▶ **WHAT IS BEING ASKED**: The answer must be every line from the listing that holds the string "新建文件夹".

▶ **DATA SHOWN**:
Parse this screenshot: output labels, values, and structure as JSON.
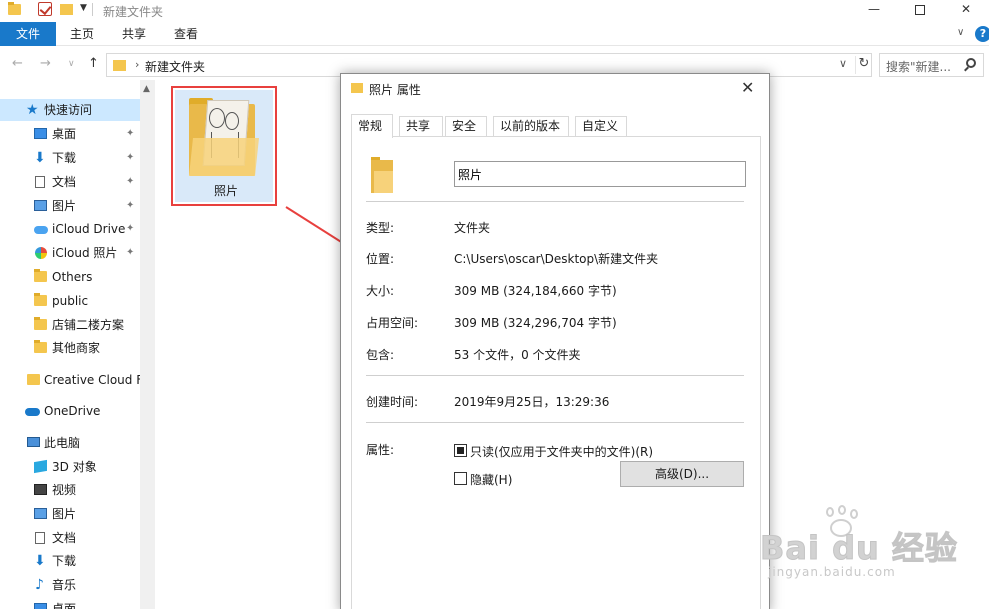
{
  "window": {
    "title": "新建文件夹",
    "controls": {
      "minimize": "—",
      "maximize": "",
      "close": "✕"
    }
  },
  "ribbon": {
    "tabs": [
      "文件",
      "主页",
      "共享",
      "查看"
    ],
    "collapse": "∨",
    "help": "?"
  },
  "address": {
    "back": "←",
    "forward": "→",
    "recent": "∨",
    "up": "↑",
    "separator": "›",
    "path": "新建文件夹",
    "dropdown": "∨",
    "refresh": "↻",
    "search_placeholder": "搜索\"新建..."
  },
  "nav": {
    "quick_access": "快速访问",
    "quick_items": [
      {
        "label": "桌面",
        "pinned": true,
        "icon": "desktop-icon"
      },
      {
        "label": "下载",
        "pinned": true,
        "icon": "download-icon"
      },
      {
        "label": "文档",
        "pinned": true,
        "icon": "document-icon"
      },
      {
        "label": "图片",
        "pinned": true,
        "icon": "picture-icon"
      },
      {
        "label": "iCloud Drive",
        "pinned": true,
        "icon": "icloud-icon"
      },
      {
        "label": "iCloud 照片",
        "pinned": true,
        "icon": "icloud-photos-icon"
      },
      {
        "label": "Others",
        "pinned": false,
        "icon": "folder-icon"
      },
      {
        "label": "public",
        "pinned": false,
        "icon": "folder-icon"
      },
      {
        "label": "店铺二楼方案",
        "pinned": false,
        "icon": "folder-icon"
      },
      {
        "label": "其他商家",
        "pinned": false,
        "icon": "folder-icon"
      }
    ],
    "creative_cloud": "Creative Cloud F",
    "onedrive": "OneDrive",
    "this_pc": "此电脑",
    "pc_items": [
      {
        "label": "3D 对象",
        "icon": "3d-objects-icon"
      },
      {
        "label": "视频",
        "icon": "video-icon"
      },
      {
        "label": "图片",
        "icon": "picture-icon"
      },
      {
        "label": "文档",
        "icon": "document-icon"
      },
      {
        "label": "下载",
        "icon": "download-icon"
      },
      {
        "label": "音乐",
        "icon": "music-icon"
      },
      {
        "label": "桌面",
        "icon": "desktop-icon"
      }
    ],
    "pin_glyph": "📌"
  },
  "content": {
    "folder_name": "照片"
  },
  "dialog": {
    "title": "照片 属性",
    "close": "✕",
    "tabs": [
      "常规",
      "共享",
      "安全",
      "以前的版本",
      "自定义"
    ],
    "active_tab": "常规",
    "name_value": "照片",
    "props": [
      {
        "label": "类型:",
        "value": "文件夹"
      },
      {
        "label": "位置:",
        "value": "C:\\Users\\oscar\\Desktop\\新建文件夹"
      },
      {
        "label": "大小:",
        "value": "309 MB (324,184,660 字节)"
      },
      {
        "label": "占用空间:",
        "value": "309 MB (324,296,704 字节)"
      },
      {
        "label": "包含:",
        "value": "53 个文件，0 个文件夹"
      }
    ],
    "created_label": "创建时间:",
    "created_value": "2019年9月25日，13:29:36",
    "attributes_label": "属性:",
    "readonly_label": "只读(仅应用于文件夹中的文件)(R)",
    "readonly_checked": true,
    "hidden_label": "隐藏(H)",
    "hidden_checked": false,
    "advanced_button": "高级(D)..."
  },
  "watermark": {
    "brand": "Bai du 经验",
    "sub": "jingyan.baidu.com"
  },
  "colors": {
    "accent": "#1979ca",
    "highlight_border": "#e8403e",
    "selection": "#cce8ff"
  }
}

▶ **RESULT FOR THIS EXERCISE**:
    "title": "新建文件夹",
    "path": "新建文件夹",
        "value": "C:\\Users\\oscar\\Desktop\\新建文件夹"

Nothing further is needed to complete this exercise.